• _Task to complete_
Look through the entries below and report how many lines hold the string "details". Only the number is wanted.

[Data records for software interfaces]
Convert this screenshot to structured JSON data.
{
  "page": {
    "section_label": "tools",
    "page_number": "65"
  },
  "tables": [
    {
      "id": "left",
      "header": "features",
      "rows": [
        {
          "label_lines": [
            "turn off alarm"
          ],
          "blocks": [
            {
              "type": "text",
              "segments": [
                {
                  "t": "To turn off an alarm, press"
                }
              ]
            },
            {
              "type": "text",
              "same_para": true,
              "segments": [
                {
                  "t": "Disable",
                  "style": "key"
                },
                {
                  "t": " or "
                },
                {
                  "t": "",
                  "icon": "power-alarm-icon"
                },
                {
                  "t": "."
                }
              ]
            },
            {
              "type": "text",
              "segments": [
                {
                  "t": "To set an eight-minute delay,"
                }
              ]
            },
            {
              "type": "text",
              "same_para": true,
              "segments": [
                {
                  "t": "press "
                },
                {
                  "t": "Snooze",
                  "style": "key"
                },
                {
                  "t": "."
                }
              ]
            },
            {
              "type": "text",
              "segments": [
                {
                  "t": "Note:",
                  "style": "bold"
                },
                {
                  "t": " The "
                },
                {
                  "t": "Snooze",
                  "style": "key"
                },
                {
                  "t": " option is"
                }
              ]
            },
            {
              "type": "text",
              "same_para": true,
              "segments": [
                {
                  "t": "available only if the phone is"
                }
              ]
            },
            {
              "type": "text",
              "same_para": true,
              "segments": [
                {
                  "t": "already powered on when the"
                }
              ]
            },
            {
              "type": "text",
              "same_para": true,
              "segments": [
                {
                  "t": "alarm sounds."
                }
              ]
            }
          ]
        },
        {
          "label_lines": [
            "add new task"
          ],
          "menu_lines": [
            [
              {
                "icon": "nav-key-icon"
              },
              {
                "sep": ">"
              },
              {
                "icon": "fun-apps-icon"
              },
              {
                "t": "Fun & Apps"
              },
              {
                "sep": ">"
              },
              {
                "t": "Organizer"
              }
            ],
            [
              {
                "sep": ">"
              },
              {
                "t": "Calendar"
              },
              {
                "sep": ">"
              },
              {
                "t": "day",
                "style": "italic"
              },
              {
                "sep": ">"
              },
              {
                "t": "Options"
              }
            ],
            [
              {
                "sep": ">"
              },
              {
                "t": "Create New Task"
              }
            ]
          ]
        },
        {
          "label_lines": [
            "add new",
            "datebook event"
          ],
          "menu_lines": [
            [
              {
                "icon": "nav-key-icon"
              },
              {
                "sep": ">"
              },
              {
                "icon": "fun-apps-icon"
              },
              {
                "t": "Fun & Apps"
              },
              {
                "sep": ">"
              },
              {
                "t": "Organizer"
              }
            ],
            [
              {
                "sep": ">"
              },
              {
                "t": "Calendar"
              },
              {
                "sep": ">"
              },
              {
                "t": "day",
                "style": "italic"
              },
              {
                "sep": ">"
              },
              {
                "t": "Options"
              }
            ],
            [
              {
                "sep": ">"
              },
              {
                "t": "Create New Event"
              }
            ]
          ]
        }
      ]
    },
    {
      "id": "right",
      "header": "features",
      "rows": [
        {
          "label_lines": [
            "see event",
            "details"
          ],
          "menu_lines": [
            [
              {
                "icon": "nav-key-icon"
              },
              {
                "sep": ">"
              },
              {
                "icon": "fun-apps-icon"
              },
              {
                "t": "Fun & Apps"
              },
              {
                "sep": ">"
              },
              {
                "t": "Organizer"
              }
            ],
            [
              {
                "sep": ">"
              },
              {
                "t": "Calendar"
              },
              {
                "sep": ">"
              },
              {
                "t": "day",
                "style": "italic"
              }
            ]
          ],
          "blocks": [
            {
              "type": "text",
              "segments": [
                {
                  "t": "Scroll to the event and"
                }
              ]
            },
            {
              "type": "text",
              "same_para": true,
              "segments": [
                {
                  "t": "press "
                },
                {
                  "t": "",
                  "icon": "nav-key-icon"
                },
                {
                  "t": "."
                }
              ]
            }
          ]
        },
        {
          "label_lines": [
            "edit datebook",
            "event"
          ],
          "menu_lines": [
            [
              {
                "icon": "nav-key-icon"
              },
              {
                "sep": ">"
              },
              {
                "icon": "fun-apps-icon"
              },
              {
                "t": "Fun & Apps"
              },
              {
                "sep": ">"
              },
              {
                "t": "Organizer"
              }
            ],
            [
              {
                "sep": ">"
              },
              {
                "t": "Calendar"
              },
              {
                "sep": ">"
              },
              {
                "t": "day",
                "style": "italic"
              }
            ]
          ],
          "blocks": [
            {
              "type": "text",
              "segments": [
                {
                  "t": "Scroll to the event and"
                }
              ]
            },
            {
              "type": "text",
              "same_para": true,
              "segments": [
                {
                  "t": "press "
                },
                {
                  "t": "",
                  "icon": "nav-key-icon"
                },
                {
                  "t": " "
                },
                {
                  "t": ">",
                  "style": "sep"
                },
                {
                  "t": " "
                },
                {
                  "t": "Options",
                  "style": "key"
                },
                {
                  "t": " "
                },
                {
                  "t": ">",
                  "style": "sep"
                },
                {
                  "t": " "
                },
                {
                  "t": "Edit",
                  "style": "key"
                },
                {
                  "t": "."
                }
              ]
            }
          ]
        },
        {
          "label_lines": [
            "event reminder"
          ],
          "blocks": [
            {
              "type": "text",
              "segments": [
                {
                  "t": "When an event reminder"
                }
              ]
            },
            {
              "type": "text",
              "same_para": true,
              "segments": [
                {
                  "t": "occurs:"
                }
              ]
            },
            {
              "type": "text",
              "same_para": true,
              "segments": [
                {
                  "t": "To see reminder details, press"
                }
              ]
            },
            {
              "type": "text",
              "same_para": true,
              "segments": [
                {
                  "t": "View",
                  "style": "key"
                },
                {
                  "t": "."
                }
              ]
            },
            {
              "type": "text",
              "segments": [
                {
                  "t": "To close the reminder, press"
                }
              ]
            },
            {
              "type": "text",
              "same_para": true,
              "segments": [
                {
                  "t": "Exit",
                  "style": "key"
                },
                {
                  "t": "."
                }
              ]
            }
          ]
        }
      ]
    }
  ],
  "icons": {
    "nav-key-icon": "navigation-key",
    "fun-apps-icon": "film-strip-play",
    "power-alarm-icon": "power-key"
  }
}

• _Result of this exercise_
2